With the collapse of the Republicans’ plan to repeal and replace Obamacare, employers’ and business owners will probably experience significant premium increases again this year, especially if they are on an ACA plan and have not been grandfathered in. Having said that, it is imperative for employers to recognize that cost shifting these increases to employees through higher payroll deduction, larger deductibles and out-of-pocket costs will no longer work. This is especially true with the tightening of the job market and the improvement of the economy. So the question is, what is the answer to holding health insurance costs to a minimum for employers with 5 to 50 lives?
The answer is the level premium model which is not governed by the ACA State Department of Insurance regulations on a state-to-state basis. The single biggest reason for price differentiation between these level premium plans and the ACA plans lies in the fact that the level premium model is written on the Employee Retirement Income Security Act (ERISA), which governs large self-funded plans for companies like Whole Foods, Home Depot, Costco and more. Therefore, they avoid the Obamacare taxes and regulations that are part of ACA.
Because these plans are medically underwritten, each population is judged on its own demographics and they are not community rated on the 3 to 1 ratio of Obamacare. Employers using level premium plans receive composite rates that simplify employee contribution and the payroll reduction process. The level premium plans can save as much as 30% over the ACA plans. In addition to these cost savings, employers can recoup unused dollars from a claims fund at the end of the policy year.
The level premium model can be a great solution for small employers, allowing them to take advantage of the ERISA platform and the savings it provides, just like the large, national employers do.

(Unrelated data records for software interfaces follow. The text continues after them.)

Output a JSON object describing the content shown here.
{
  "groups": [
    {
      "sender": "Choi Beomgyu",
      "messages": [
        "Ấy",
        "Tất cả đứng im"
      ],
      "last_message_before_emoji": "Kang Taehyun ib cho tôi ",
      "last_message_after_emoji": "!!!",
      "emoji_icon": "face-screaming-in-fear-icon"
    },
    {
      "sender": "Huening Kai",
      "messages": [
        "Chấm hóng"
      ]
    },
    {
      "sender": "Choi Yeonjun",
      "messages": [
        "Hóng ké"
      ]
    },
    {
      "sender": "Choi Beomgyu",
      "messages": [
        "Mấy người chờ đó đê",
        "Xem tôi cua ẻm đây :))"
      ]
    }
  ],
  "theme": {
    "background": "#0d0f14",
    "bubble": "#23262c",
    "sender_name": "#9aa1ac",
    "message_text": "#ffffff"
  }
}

If you have any questions on this subject, or would like further information, please feel free to contact us via our website or by phone at 913.385.2224.